Anakin has few fond memories of childhood. He started working for Watto when he was five, and though his mother gave him all she could, there were many things he missed.
He never realises how many until he has children of his own.
Padmé has been in the kitchen all morning and by noon, the smell of honey cakes is so intoxicating that Anakin, in the hanger, can't stand it any longer.
"You know they aren't going to be able to eat all this," he says, gesturing to the mound of cakes on the table. There are still more cooking. "They won't even remember it."
At the counter, Padmé rolls her eyes. "Of course they won't, but we will. It's a momentous occasion."
Anakin frowns, trying to remember his first birthday. He's too young to remember the celebration himself, but his mother never told him about it. Beyond the fact that he live on, there was never any proof it happened. He's never cared before, but watching his wife now as she prepares the feast for their children's first birthday, he feels cheated.
"Maybe you're right," he says, taking a honey cake from the pile and sampling it. It melts in his mouth. "It's important. And these are delicious."
Padmé's is laughing even as she throws her spoon at him.
The beauty of having children, Anakin quickly realises, is the ability to relive the joys of childhood—or in his case, experience them. Padmé teases him sometimes, saying he's worse than either of them, but she secretly enjoys it too.
He knows he's never been happier.
"And just when I thought the droid army was going to kill us for sure, your uncle Obi-Wan finally arrived with the clone troopers and we won."
"Again! Again!" Luke hollers as he finishes.
Beside him, Leia wrinkles her nose. "Not the same one, Luke. Tell us another one, Daddy. A new one."
Luke glares at her. "I want to hear that one again!"
Anakin smiles. Story time is his favourite part of the bedtime routine, but also the most difficult. "Why don't we save them for tomorrow. You wouldn't want to run out of stories, would you?"
Luke looks horrified at the thought, but Leia flashes him a disbelieving look that makes her look eerily like her mother.
"You can't run out of stories," she says matter-of-factly.
Anakin chuckles. "Says who?"
"Mummy. She says you can always make them up."
"Well, maybe you should get Mummy to tell you a story tomorrow," Anakin says, spying his wife hovering in the doorway. He winks and she sticks her tongue out at him.
Parenthood isn't helping either if them to mature.

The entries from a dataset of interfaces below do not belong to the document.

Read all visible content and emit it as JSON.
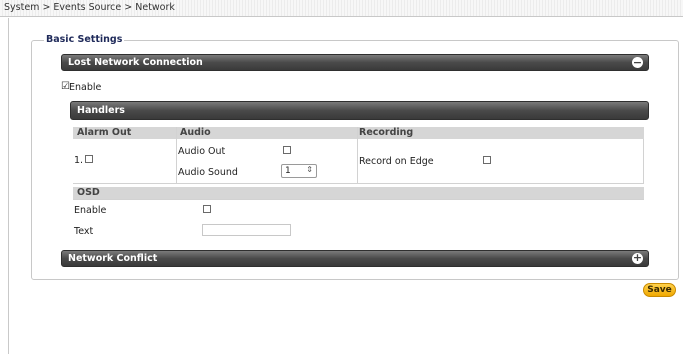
{
  "breadcrumb": "System > Events Source > Network",
  "section_legend": "Basic Settings",
  "lost_connection": {
    "title": "Lost Network Connection",
    "toggle": "−"
  },
  "enable_label": "Enable",
  "handlers": {
    "title": "Handlers"
  },
  "table": {
    "alarm_out": "Alarm Out",
    "audio": "Audio",
    "recording": "Recording",
    "row_index": "1.",
    "audio_out": "Audio Out",
    "audio_sound": "Audio Sound",
    "audio_sound_value": "1",
    "stepper_arrows": "⇕",
    "record_on_edge": "Record on Edge"
  },
  "osd": {
    "title": "OSD",
    "enable": "Enable",
    "text": "Text",
    "text_value": ""
  },
  "network_conflict": {
    "title": "Network Conflict",
    "toggle": "+"
  },
  "save_label": "Save"
}
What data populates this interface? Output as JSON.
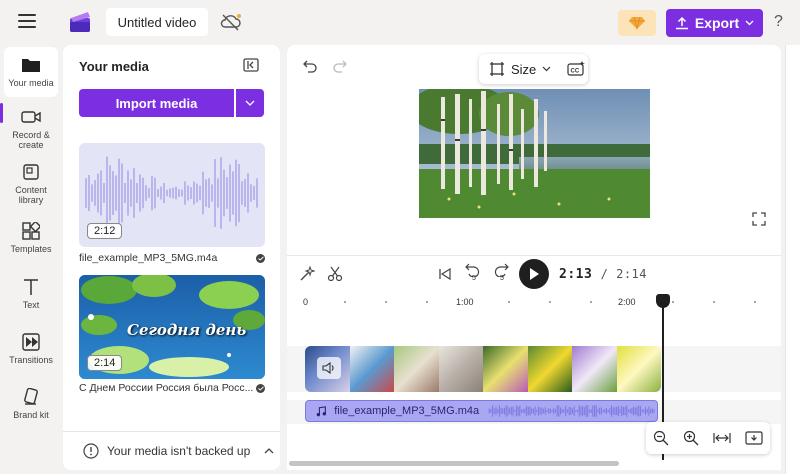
{
  "topbar": {
    "project_title": "Untitled video",
    "export_label": "Export",
    "help_label": "?"
  },
  "nav": [
    {
      "label": "Your media",
      "icon": "folder-icon"
    },
    {
      "label": "Record & create",
      "icon": "camera-icon"
    },
    {
      "label": "Content library",
      "icon": "library-icon"
    },
    {
      "label": "Templates",
      "icon": "templates-icon"
    },
    {
      "label": "Text",
      "icon": "text-icon"
    },
    {
      "label": "Transitions",
      "icon": "transitions-icon"
    },
    {
      "label": "Brand kit",
      "icon": "brand-kit-icon"
    }
  ],
  "media": {
    "title": "Your media",
    "import_label": "Import media",
    "items": [
      {
        "name": "file_example_MP3_5MG.m4a",
        "duration": "2:12"
      },
      {
        "name": "С Днем России Россия была Росс...",
        "duration": "2:14",
        "overlay_text": "Сегодня день"
      }
    ],
    "backup_text": "Your media isn't backed up"
  },
  "preview": {
    "size_label": "Size"
  },
  "timeline": {
    "current_time": "2:13",
    "total_time": "/ 2:14",
    "ruler_labels": [
      "0",
      "1:00",
      "2:00"
    ],
    "audio_clip_name": "file_example_MP3_5MG.m4a",
    "rewind_label": "5",
    "forward_label": "5"
  },
  "colors": {
    "accent": "#7b2fe0",
    "audio_clip": "#a9a6f2",
    "premium": "#fde3b8"
  }
}
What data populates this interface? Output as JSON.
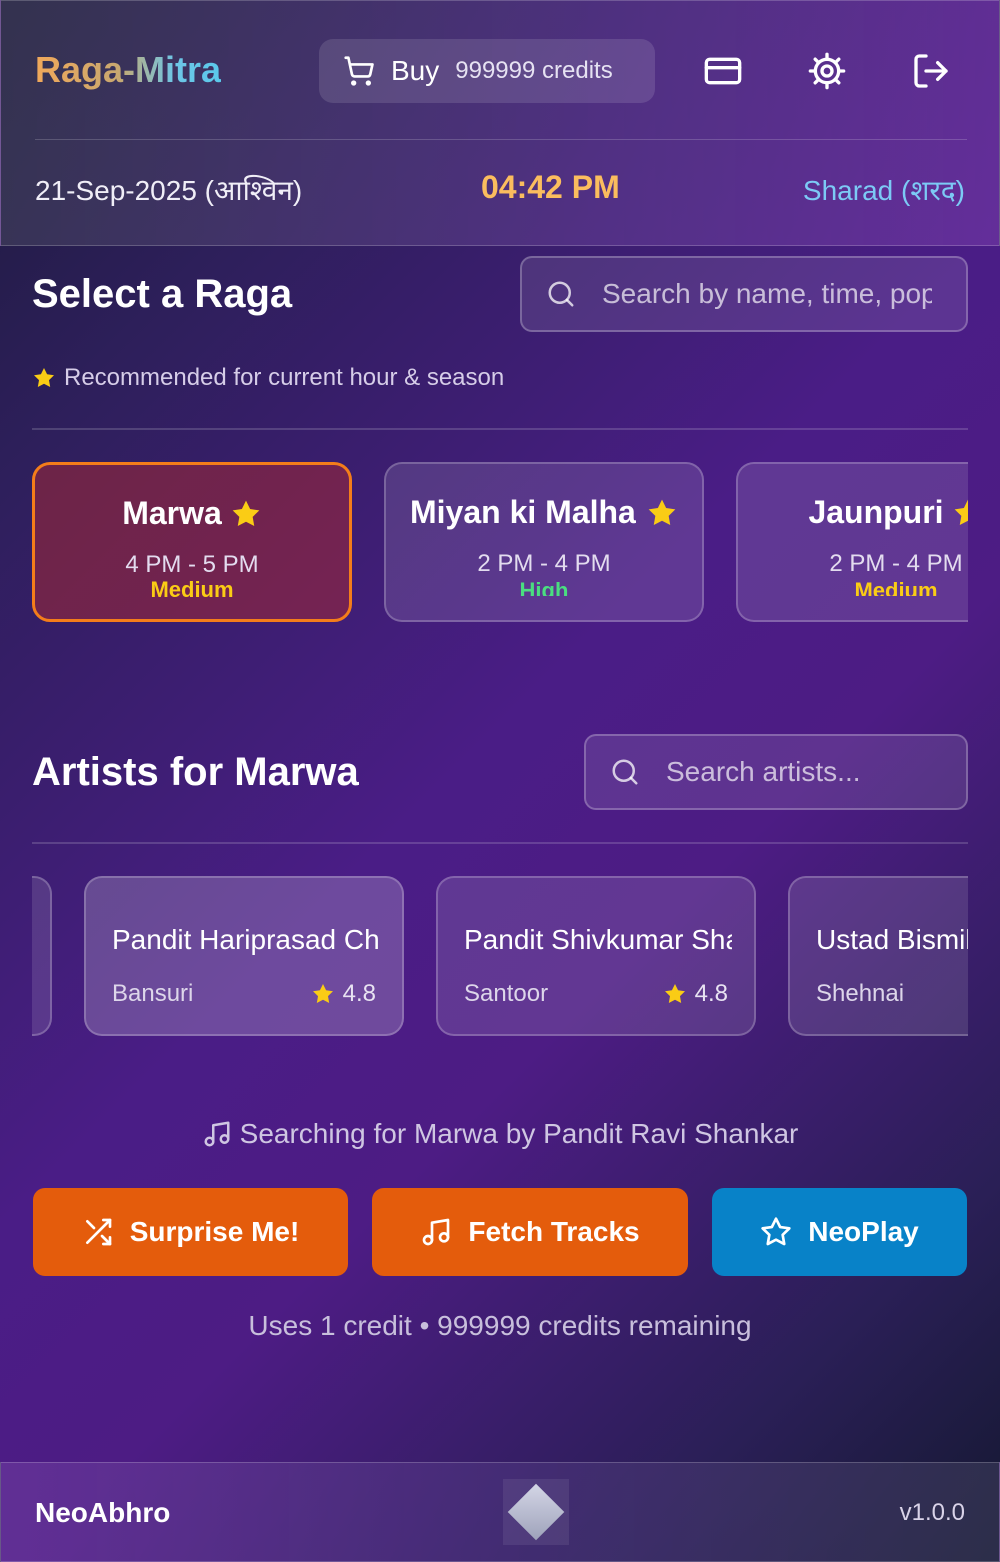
{
  "header": {
    "app_name": "Raga-Mitra",
    "buy_label": "Buy",
    "buy_credits": "999999 credits",
    "icons": [
      "shopping-cart-icon",
      "credit-card-icon",
      "settings-gear-icon",
      "logout-icon"
    ],
    "date": "21-Sep-2025 (आश्विन)",
    "time": "04:42 PM",
    "season": "Sharad (शरद)"
  },
  "raga_section": {
    "title": "Select a Raga",
    "search_placeholder": "Search by name, time, popularity...",
    "recommended_note": "Recommended for current hour & season",
    "ragas": [
      {
        "name": "Marwa",
        "time": "4 PM - 5 PM",
        "popularity": "Medium",
        "recommended": true,
        "selected": true
      },
      {
        "name": "Miyan ki Malhar",
        "time": "2 PM - 4 PM",
        "popularity": "High",
        "recommended": true,
        "selected": false
      },
      {
        "name": "Jaunpuri",
        "time": "2 PM - 4 PM",
        "popularity": "Medium",
        "recommended": true,
        "selected": false
      }
    ]
  },
  "artist_section": {
    "title": "Artists for Marwa",
    "search_placeholder": "Search artists...",
    "artists": [
      {
        "name": "Pandit Hariprasad Chaurasia",
        "instrument": "Bansuri",
        "rating": "4.8"
      },
      {
        "name": "Pandit Shivkumar Sharma",
        "instrument": "Santoor",
        "rating": "4.8"
      },
      {
        "name": "Ustad Bismillah Khan",
        "instrument": "Shehnai",
        "rating": ""
      }
    ]
  },
  "status": {
    "searching": "Searching for Marwa by Pandit Ravi Shankar"
  },
  "actions": {
    "surprise": "Surprise Me!",
    "fetch": "Fetch Tracks",
    "neoplay": "NeoPlay",
    "credit_note": "Uses 1 credit • 999999 credits remaining"
  },
  "footer": {
    "brand": "NeoAbhro",
    "version": "v1.0.0"
  },
  "colors": {
    "accent_orange": "#e45c0c",
    "accent_blue": "#0882c8",
    "time_gold": "#fbbd5e",
    "season_blue": "#7ccaf5",
    "popularity_medium": "#facc15",
    "popularity_high": "#4ade80",
    "star": "#facc15"
  }
}
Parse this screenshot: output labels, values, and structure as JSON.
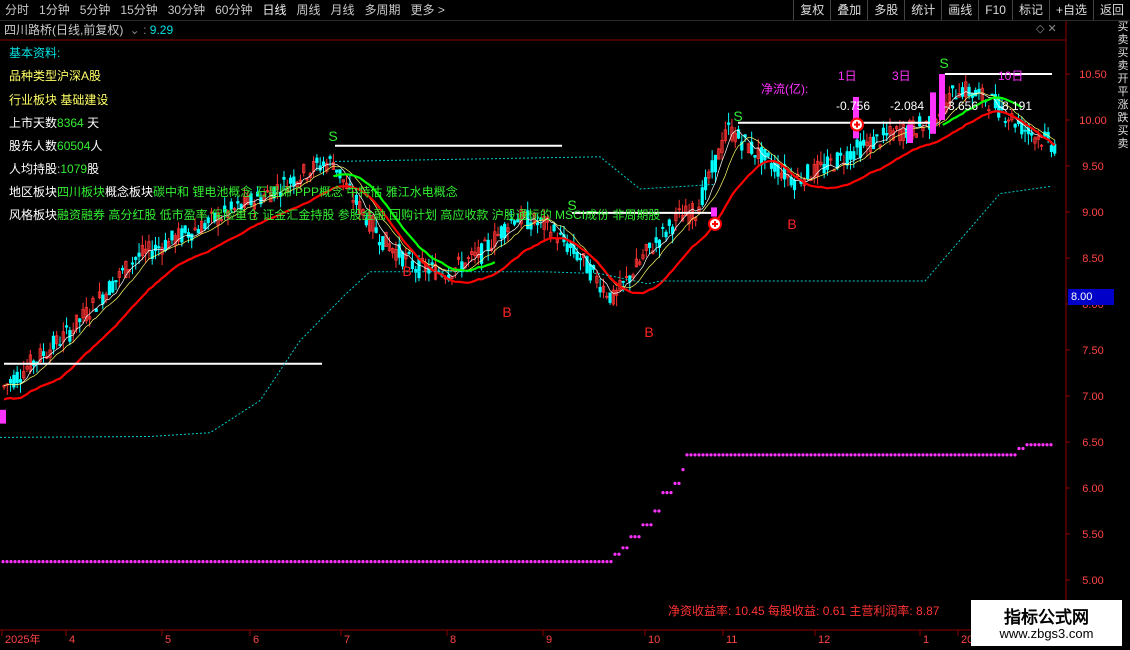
{
  "toolbar": {
    "tabs": [
      "分时",
      "1分钟",
      "5分钟",
      "15分钟",
      "30分钟",
      "60分钟",
      "日线",
      "周线",
      "月线",
      "多周期",
      "更多 >"
    ],
    "active": "日线",
    "right_buttons": [
      "复权",
      "叠加",
      "多股",
      "统计",
      "画线",
      "F10",
      "标记",
      "+自选",
      "返回"
    ]
  },
  "info": {
    "title": "四川路桥(日线,前复权)",
    "value": "9.29"
  },
  "fundamentals": {
    "header": "基本资料:",
    "type_label": "品种类型",
    "type_value": "沪深A股",
    "industry_label": "行业板块",
    "industry_value": "基础建设",
    "days_label": "上市天数",
    "days_value": "8364",
    "days_unit": "天",
    "holders_label": "股东人数",
    "holders_value": "60504",
    "holders_unit": "人",
    "avg_label": "人均持股",
    "avg_value": "1079",
    "avg_unit": "股",
    "region_label": "地区板块",
    "region_value": "四川板块",
    "concept_label": "概念板块",
    "concept_value": "碳中和 锂电池概念 石墨烯 PPP概念 中特估 雅江水电概念",
    "style_label": "风格板块",
    "style_value": "融资融券 高分红股 低市盈率 保险重仓 证金汇金持股 参股金融 回购计划 高应收款 沪股通标的 MSCI成份 非周期股"
  },
  "flow": {
    "label": "净流(亿):",
    "periods": [
      "1日",
      "3日",
      "10日"
    ],
    "values": [
      "-0.756",
      "-2.084",
      "-3.656",
      "-8.191"
    ]
  },
  "signals": {
    "buy": "B",
    "sell": "S"
  },
  "footer_stats": {
    "text": "净资收益率: 10.45  每股收益: 0.61  主营利润率: 8.87"
  },
  "price_axis": [
    "10.50",
    "10.00",
    "9.50",
    "9.00",
    "8.50",
    "8.00",
    "7.50",
    "7.00",
    "6.50",
    "6.00",
    "5.50",
    "5.00"
  ],
  "current_price_tag": "8.00",
  "date_axis": [
    "2025年",
    "4",
    "5",
    "6",
    "7",
    "8",
    "9",
    "10",
    "11",
    "12",
    "1",
    "20"
  ],
  "watermark": {
    "line1": "指标公式网",
    "line2": "www.zbgs3.com"
  },
  "right_strip": [
    "买",
    "卖",
    "买",
    "卖",
    "开",
    "平",
    "涨",
    "跌",
    "买",
    "卖"
  ],
  "colors": {
    "up": "#ff3333",
    "down": "#00ffff",
    "ma": "#ff0000",
    "ma2": "#00ff00",
    "magenta": "#ff33ff",
    "label_green": "#33ee33",
    "label_yellow": "#ffff66"
  }
}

Luke starts showing a genuine interest in tinkering shortly after his fourth birthday. Leia has absolutely no interest in Daddy's workstation—it's "too dirty"—but Luke spends all his free time there, watching Anakin and Artoo fixing vaporators or building speeder bikes.
Anakin remembers starting to tinker with things in the back of Watto's shop at a similar age, only his son never has to worry about getting beaten if he's caught.
He starts telling Luke about his podracing days, much to Padmé's chagrin. It's not nearly as popular a sport now as it was when he was young, but Luke talks of nothing but getting his own pod for weeks after.
When he asks for one for his fifth birthday, Padmé says no. Anakin suggests they build a speeder bike together instead.
They end up levitating tools and examining the construction of Anakin's lightsaber, and by the end of the evening, Luke has abandoned all thoughts of racing in favour of becoming the galaxy's greatest Jedi.
"Now you remember to be good to your father while I'm gone," Padmé says firmly.
"Yes, Mum." Leia pauses long enough to smile at her mother.
Padmé is travelling to Alderaan to meet with Bail Organa and several of her former colleagues to discuss future action against the Empire. Anakin refuses to leave the children in someone else's care for three days, so Obi-Wan is travelling with her. She is attempting to say goodbye and lay down the ground rules in her absence—Anakin is no better than the twins—but the three of them are much too engrossed in their game of Sith vs. Jedi to pay any attention.
"And you be good too, Ani," she warns. "I don't want to come home to a disaster."
Her husband, currently trying to escape the scarves tying him to a chair, nods absently. "You won't."
She sighs, knowing a lost cause when she sees one. "All right then. I love you."
"Love you!" Leia calls sweetly, swinging the practice saber threateningly at her father as if to prevent his escape.
"Love you more!" Luke yells, popping up from behind the couch, saber at the ready.
"No you don't!" his sister retorts.
"Do too —! Leia! He's getting away!"
Free from his bonds, Anakin slips over to kiss Padmé quickly. They've done it a hundred times, and yet there are still as many butterflies in her stomach as the first time. "I'd give you a proper goodbye, but I'm on the run," he whispers, kissing her swiftly again. "Be safe."
He sneaks a third kiss before the twins descend, howling and waving sabers over their heads, and he has to flee.
Padmé laughs. Her children are a handful.
And her husband is the biggest child of them all.